As our heroes gradually age and pass away, many of them taking their memories with them, it is vital to document and learn as much as we can about their extraordinary lives. Gavin and Claude Parr’s A Seemingly Ordinary Man details Claude’s account of growing up and living through the tumultuous first half of the twentieth century. Following his yearnings to become a sailor, Claude began his career as a steward on a cruise liner before eventually working as a member of the gun crew aboard the doomed RMS Laconia, which was torpedoed by the Nazis in 1942. Miraculously surviving the sinking, Claude was then captured and taken prisoner by the Vichy French.

Gavin Parr, co-author of A Seemingly Ordinary Man, says: “Each year when VE Day falls upon us once more I cast a special thought back to my Grandad and how surprised and “chuffed” he would be that so many people have enjoyed reading his life story. We spent many years recapturing his experiences, from losing his friends during the infamous sinking of the Laconia and his imprisonment at a POW camp, through to the moment that they answered the threat of death from their German captives with a good old fashioned raspberry. Through it all, he managed to capture not just the common man, and his tragedy, but humour in the face of adversity. That pretty much sums up the spirit of the book, and the man.”
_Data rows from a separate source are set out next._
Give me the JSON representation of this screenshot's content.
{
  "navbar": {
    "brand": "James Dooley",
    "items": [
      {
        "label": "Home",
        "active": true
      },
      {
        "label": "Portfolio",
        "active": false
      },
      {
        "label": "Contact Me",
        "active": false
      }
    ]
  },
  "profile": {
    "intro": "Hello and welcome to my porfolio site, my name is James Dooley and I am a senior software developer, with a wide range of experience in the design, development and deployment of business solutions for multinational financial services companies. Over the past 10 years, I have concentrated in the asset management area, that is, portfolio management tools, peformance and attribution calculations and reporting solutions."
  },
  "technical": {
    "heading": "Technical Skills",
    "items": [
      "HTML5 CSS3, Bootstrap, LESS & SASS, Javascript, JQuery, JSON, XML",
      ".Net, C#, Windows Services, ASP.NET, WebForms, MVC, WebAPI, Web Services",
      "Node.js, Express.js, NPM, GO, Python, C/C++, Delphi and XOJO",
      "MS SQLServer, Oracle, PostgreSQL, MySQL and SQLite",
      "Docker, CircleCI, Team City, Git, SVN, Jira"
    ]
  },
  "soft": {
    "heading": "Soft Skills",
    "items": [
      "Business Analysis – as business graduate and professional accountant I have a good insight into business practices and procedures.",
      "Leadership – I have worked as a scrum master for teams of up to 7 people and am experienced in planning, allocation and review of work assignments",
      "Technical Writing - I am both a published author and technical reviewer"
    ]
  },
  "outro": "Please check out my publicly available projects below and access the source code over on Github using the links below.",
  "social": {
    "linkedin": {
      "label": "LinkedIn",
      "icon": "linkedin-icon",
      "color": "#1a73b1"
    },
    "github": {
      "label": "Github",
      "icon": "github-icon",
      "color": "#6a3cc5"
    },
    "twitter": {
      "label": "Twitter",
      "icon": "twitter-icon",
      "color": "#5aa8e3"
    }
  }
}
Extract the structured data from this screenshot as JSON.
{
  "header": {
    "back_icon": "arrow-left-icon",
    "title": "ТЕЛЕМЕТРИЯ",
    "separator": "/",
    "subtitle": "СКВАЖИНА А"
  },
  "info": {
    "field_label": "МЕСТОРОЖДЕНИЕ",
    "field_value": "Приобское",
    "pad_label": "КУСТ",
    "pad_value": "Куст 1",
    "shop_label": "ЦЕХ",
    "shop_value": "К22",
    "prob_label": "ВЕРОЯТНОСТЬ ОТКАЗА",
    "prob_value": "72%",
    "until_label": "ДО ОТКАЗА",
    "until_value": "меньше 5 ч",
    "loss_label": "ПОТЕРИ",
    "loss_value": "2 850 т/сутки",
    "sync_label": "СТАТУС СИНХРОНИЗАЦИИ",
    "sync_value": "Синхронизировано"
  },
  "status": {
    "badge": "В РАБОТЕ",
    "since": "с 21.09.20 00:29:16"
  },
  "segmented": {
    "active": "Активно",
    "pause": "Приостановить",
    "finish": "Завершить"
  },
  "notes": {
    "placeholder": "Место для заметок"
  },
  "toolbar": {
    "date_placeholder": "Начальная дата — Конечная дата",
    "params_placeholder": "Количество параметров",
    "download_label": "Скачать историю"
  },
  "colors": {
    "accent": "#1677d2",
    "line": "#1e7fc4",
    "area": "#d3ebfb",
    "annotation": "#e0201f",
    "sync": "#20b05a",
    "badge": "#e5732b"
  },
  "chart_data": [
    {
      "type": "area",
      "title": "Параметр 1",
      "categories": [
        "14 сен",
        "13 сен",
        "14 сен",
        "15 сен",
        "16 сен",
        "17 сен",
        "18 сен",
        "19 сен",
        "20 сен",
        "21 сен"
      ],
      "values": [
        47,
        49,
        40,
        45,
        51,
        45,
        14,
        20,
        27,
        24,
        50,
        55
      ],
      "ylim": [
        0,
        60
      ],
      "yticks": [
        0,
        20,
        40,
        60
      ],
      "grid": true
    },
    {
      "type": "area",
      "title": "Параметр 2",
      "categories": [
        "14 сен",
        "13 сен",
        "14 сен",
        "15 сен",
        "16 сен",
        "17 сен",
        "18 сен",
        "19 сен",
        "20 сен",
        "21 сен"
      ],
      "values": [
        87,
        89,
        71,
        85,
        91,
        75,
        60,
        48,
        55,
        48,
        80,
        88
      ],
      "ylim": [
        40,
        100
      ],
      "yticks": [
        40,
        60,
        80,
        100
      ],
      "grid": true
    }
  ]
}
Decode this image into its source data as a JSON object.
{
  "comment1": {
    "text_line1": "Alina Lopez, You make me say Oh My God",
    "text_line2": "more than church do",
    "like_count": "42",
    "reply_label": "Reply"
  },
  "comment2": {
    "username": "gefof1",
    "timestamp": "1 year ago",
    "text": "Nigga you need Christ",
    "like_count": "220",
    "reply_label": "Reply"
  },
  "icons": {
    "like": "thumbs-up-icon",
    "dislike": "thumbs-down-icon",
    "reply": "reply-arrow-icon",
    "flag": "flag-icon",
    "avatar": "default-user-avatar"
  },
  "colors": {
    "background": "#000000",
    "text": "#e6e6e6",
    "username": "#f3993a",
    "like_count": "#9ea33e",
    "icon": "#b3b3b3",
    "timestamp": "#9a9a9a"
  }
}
As well as real-life stories, World War II fiction is also vital, especially to help children understand what life was like for their relatives. In particular, Cherry Cobb’s Will’s War and Anthony Ormond’s Tommy Parker.

Tommy Parker is the story of a seemingly ordinary schoolboy, worried only about football and homework, until his grandfather reveals a massive secret that will change Tommy’s life forever – a pen that enables the user to time travel into their memories. Tommy must face numerous adventures and along the way is thrown into the midst of World War II Britain.

Alongside this Will’s War introduces the twenty-first century child to their World War II counterparts – literally! In Cherry’s book, the eponymous Will, a young boy from modern-day Britain, is magically transported back to London during the height of the Blitz. With two boys he befriends amongst the rubble, he is then evacuated half-way across the country. Despite the strangeness of the world around him – rabbit pie? the cane? – Will finds his way back to the twenty-first century, along the way learning all about the lives of children during the war.

Cherry says: “I don’t think it’s reasonable to expect modern children to just ‘get’ evacuation. They’re from a different world. One hundred miles now is much less of a distance than it was in the 1940s; and being apart from mum and dad then meant a far greater level of separation than it does in the modern day. But at the same time, no matter how much changes, some things stay the same. And one of those things, in my opinion, is a kid’s ability to adapt. I tried to reflect that in Will. And as he learns, the readers learn too.”

Starting on Friday the 8th and ending on Tuesday the 12th of May, readers will be able to download the following titles free from Amazon: Old Clothes and PorridgeA Seemingly Ordinary Man


No comments:

Post a comment